**Brief**
In the records, find every line with the word "students" and copy it out.

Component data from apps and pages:
• • • •

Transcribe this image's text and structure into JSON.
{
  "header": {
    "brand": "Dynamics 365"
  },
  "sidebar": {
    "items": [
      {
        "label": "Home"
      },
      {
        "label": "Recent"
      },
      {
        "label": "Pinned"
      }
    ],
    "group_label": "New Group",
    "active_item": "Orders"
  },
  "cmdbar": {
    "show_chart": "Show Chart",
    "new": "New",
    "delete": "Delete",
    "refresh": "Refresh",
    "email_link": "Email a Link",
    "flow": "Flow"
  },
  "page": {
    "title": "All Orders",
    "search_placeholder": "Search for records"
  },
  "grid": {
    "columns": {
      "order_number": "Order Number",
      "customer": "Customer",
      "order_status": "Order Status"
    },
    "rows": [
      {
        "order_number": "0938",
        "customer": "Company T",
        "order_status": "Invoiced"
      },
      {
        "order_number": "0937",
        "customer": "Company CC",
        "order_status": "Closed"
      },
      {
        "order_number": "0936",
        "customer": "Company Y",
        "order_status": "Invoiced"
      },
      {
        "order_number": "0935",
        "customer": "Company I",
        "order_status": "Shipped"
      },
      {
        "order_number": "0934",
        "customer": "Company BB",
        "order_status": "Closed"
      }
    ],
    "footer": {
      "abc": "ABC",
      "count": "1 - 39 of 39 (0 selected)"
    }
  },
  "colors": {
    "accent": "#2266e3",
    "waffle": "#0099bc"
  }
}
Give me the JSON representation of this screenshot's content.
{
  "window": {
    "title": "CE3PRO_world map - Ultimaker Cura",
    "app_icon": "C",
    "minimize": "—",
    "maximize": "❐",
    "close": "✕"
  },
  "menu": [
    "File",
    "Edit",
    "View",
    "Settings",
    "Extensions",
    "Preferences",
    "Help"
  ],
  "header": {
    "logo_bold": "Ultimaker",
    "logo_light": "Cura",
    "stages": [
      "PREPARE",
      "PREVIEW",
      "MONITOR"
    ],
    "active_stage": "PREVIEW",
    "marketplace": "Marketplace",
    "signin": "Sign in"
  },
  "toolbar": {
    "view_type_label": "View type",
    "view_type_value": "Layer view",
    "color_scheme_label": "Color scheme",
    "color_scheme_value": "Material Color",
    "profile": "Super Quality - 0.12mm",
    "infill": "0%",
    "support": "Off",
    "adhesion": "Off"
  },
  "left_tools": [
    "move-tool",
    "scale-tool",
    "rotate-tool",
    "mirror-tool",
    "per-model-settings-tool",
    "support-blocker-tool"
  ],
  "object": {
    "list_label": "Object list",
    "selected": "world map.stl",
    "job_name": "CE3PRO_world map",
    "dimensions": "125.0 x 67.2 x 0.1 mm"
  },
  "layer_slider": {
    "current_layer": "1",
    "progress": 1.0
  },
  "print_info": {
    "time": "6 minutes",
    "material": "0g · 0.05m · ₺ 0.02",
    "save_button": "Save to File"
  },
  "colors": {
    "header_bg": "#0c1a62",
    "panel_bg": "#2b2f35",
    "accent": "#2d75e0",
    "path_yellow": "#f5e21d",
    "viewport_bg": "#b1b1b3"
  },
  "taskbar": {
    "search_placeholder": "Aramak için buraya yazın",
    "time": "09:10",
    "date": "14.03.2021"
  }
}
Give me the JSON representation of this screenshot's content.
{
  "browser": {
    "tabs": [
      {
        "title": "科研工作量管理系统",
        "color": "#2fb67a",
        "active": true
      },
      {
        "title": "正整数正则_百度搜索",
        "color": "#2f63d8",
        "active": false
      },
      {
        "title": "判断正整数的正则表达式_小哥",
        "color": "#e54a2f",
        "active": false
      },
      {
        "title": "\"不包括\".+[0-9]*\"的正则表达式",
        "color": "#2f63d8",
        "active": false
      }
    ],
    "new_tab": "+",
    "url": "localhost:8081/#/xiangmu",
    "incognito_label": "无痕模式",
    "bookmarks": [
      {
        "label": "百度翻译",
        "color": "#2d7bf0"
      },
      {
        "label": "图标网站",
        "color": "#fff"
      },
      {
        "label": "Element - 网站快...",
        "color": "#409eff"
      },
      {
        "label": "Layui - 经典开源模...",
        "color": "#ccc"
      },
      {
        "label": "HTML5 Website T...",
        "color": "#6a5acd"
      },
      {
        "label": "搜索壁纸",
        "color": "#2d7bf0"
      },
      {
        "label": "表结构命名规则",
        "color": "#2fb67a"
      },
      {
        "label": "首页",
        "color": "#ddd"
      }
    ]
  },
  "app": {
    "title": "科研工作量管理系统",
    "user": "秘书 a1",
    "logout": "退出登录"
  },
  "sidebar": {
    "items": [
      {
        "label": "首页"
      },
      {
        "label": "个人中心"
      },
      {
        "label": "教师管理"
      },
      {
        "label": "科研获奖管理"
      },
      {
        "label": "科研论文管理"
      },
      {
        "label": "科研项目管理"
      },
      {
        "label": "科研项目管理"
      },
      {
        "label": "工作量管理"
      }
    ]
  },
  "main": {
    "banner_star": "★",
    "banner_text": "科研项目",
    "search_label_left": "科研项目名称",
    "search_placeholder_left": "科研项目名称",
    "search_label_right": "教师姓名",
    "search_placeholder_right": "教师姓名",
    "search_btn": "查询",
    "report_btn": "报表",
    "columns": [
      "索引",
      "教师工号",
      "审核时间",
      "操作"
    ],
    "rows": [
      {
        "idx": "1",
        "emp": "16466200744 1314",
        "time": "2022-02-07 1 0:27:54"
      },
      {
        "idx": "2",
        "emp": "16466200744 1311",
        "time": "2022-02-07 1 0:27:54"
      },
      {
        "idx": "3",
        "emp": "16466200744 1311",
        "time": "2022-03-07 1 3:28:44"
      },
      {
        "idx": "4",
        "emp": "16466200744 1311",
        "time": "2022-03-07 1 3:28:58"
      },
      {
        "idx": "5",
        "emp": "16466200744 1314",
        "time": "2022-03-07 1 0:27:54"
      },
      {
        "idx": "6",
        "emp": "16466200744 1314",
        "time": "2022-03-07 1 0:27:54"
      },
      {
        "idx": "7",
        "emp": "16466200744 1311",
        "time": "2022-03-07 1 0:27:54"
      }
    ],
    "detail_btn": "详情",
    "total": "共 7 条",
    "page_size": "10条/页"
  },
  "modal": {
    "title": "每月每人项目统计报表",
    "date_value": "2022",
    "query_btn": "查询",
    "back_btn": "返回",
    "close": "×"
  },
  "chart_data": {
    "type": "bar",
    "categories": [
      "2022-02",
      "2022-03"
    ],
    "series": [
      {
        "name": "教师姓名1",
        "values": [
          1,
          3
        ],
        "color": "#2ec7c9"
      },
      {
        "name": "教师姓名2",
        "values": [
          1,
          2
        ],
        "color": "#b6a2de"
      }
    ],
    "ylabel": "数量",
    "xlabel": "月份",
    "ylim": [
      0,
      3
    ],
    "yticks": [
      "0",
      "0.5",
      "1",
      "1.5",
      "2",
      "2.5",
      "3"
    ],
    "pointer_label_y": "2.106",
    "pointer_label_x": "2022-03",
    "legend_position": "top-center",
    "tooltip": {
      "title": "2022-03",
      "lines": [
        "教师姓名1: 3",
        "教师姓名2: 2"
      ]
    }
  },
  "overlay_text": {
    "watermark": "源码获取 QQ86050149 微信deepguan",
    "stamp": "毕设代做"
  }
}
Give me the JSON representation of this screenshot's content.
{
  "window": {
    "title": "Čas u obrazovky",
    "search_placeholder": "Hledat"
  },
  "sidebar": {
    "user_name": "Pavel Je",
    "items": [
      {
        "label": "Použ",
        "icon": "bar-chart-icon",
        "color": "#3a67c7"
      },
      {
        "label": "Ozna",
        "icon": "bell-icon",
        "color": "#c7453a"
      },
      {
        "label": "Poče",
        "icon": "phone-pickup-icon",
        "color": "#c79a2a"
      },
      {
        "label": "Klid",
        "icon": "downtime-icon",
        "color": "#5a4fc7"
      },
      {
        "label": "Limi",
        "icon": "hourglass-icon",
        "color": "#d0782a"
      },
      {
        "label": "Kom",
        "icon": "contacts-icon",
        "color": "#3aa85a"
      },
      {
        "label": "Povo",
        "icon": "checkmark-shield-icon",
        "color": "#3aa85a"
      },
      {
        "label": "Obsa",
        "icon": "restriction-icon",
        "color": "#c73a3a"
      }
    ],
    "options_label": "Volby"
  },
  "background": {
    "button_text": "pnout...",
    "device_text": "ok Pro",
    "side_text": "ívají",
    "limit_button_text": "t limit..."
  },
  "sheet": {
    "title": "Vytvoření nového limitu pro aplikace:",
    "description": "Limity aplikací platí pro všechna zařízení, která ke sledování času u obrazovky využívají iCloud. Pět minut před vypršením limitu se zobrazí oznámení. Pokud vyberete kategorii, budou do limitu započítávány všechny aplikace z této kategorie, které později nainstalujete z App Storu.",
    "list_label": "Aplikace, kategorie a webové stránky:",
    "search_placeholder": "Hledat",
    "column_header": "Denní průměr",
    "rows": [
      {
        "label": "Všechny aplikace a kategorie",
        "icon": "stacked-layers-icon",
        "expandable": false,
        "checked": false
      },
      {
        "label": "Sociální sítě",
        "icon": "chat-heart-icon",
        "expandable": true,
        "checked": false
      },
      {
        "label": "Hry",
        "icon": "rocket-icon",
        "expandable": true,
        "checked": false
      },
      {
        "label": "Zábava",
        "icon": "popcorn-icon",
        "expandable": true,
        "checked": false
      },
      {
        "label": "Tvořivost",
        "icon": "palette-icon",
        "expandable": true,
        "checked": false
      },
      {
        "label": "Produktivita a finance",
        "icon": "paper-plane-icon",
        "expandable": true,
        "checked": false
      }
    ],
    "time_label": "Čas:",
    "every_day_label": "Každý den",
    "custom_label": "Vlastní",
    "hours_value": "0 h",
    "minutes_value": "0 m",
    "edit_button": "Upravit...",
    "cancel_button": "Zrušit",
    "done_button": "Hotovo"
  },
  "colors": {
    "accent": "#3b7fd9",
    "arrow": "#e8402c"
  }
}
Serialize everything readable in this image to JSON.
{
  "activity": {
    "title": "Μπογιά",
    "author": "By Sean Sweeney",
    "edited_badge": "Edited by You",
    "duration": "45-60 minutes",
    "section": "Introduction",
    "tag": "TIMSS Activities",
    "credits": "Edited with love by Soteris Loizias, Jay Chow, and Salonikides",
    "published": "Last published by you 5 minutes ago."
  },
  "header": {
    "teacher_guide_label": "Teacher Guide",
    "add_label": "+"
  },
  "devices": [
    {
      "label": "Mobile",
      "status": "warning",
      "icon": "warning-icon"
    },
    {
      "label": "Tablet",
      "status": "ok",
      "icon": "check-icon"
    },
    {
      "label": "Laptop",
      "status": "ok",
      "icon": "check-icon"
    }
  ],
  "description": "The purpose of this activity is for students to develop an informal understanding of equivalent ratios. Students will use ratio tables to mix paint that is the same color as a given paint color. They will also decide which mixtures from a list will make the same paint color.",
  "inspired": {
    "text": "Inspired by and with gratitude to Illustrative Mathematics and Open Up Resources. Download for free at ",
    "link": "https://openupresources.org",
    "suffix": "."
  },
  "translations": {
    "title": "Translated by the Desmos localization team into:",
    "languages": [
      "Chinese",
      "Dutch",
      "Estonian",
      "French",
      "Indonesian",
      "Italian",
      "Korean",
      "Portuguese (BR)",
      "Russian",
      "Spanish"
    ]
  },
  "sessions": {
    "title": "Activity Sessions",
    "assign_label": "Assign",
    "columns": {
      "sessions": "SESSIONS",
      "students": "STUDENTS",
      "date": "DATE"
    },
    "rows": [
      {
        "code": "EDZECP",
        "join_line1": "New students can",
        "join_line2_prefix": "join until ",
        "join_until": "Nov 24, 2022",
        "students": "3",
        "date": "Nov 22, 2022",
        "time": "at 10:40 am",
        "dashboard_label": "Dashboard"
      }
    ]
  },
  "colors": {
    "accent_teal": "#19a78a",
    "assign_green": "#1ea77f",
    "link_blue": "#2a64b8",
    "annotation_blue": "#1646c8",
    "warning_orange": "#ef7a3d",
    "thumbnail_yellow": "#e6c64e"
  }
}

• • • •

**Your solution**
  "description": "The purpose of this activity is for students to develop an informal understanding of equivalent ratios. Students will use ratio tables to mix paint that is the same color as a given paint color. They will also decide which mixtures from a list will make the same paint color.",
      "students": "STUDENTS",
        "join_line1": "New students can",
        "students": "3",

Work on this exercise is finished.